I plugged in my booster with 8 AA batteries when the internal battery dropped below 2.4volts. The system then charged up to 2.77volts, however it has stayed at that level continuously for three days. This suggests the booster is permanently powering the Tempest and depleting my external batteries. I didn’t think it was supposed to do this. Does my booster have a fault?
IIRC, it is the Tempest which determines when the booster charges but maybe the booster isn’t notifying the Tempest it is on battery power rather than external power. The firmware on your Tempest is v165 which has the smarts to know about battery vs. external power.
Maybe @eric can have a look behind the scenes at what may be the issue.
The Tempest is on FW165 so that is good. From what I see you have taken the bosster out.
Try again but reboot the Tempest before via the switch underneath and let it boot (wait 1 minute) once that done, re attach the wafer and the rest of the booster.
Let me know when it is back linked and I’ll have another look.
Thanks Eric. I haven’t taken the booster out. It’s still connected and the Tempest is still showing 2.77v. It’s a little difficult to get to, so I’ll need to wait for daylight tomorrow. I’ll get back to you after I’ve reset it.
I had the same problem. Eventually we replaced both the tempest and the booster. As it turned out… it was the booster causing the problem.
When I was field testing, I had to manually charge a Tempest to get it running again.
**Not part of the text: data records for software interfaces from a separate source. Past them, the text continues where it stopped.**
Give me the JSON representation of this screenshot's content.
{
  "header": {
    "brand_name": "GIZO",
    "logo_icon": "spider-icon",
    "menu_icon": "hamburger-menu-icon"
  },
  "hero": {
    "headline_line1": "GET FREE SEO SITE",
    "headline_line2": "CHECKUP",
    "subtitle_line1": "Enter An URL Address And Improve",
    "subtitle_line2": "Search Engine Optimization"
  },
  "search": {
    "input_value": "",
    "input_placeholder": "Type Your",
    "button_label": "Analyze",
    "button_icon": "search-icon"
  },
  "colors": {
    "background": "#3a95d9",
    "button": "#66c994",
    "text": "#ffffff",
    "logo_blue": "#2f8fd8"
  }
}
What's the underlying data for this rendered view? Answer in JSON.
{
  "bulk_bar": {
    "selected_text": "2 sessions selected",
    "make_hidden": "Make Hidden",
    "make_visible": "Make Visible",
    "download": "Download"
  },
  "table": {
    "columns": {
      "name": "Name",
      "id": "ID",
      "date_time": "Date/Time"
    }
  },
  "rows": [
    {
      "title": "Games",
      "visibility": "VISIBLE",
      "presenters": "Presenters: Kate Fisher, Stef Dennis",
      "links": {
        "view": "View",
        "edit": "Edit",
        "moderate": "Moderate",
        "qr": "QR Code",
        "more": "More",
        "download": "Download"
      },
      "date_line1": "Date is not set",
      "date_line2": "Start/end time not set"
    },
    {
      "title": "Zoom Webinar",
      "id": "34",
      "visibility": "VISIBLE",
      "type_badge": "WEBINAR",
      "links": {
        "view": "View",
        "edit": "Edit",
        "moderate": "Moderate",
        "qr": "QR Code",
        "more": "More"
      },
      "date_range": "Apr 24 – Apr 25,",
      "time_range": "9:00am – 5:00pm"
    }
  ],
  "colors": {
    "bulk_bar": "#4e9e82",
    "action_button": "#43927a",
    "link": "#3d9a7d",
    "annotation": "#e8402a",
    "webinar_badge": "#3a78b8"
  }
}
Since this was done with just a power supply, no logic was involved. I wonder if the Tempest not able to communicate with the booster is why some Tempests stay fully charged when the booster is on batteries.
Hi Eric. The Tempest is now reset, and the booster is connected.
Just had a look, you have plenty of sun and the Tempest charges with that though it does not see the booster. It did in the past so something in all the linking must have gone wrong. Or the batteries are depleted (or maybe just one causing the full set to fail ?? Measured with a meter ?)
I think the readings are misleading. There’s been no significant sun on the Tempest today (maximum solar radiation was 142 w/m2 for a short period). I think the external batteries have taken the voltage back up to 2.77. It’s been dark for an hour or so, but that voltage remains constant. There must be a communication fault between the two devices.
My Tempest continues to draw its power all the time from the batteries in the booster. There must be a fault in the communication between the devices. My booster is still under warranty; how do I arrange for a replacement unit?
Open a support ticket with the link in the menu above. Include a link to this thread so you don’t have to repeat everything.
Thanks David. I’ve done that.
I have exactly the same problem. I tried it yesterday with the solution above. About 3 hours the Tempest has discharged up to 2.68V, then it has started to charge it again, since yesterday evening it is again at 2.77V that can not be the point of the thing.
I have 8 Duracell lithium batteries in the Powerbooster, if there is any point in removing any? I am quite at a loss. The Tempest is a replacement device and about 1 week old.
One possibility would be that I disconnect the booster from the Tempest when it is fully charged, but actually that’s not the point behind it.
I’m just a bit worried that it doesn’t do the battery any good to always be fully charged.
Thank you for your help.
Hi, has anything improved for you now? I have exactly the same problem.
Hi Arnold. They supplied a replacement power booster, but that behaved in exactly the same way. So they are now supplying a replacement Tempest. That hasn’t arrived yet (presumably held up by Christmas post), but I’ll let you know whether that makes any difference idc.
Ok, I have my brand new exchange Tempest for exactly 3 days, And it doesn’t seem to work with it. I keep my fingers crossed that it works for you. But I think there must be a fundamental problem, I think something about the software.
Hi Arnold. My new Tempest arrived eventually and I installed it a week ago. I think it’s working properly with the booster. I charged it fully using a wall socket before installation. Since then the voltage has dropped steadily, but now seems to have stabilised at 2.56volts. This is a bit higher than I expected; I thought the booster wouldn’t cut in till about 2.45volts, but it’s certainly better behaved than previously. Keith
The middle portion of the charge curve for LTO cells is relatively flat compared to other chemistries like lead-acid cells. For example, the amount of energy between 2.8V and 2.6V is less than between 2.5V and 2.4V.
[image from https://www.researchgate.net/figure/The-OCV-SOC-characteristic-of-the-LTO-based-battery-measured-at-T-25-C_fig3_324117029]
For this reason, after the battery voltage drops to around 2.55V, the voltage drop is significantly less dramatic for the same energy use.
That’s interesting: a surprisingly sharp bend in the voltage vs energy curve!
Yes, if you zoom out on the battery graph of your station you can see the effects of this property of LTO cells.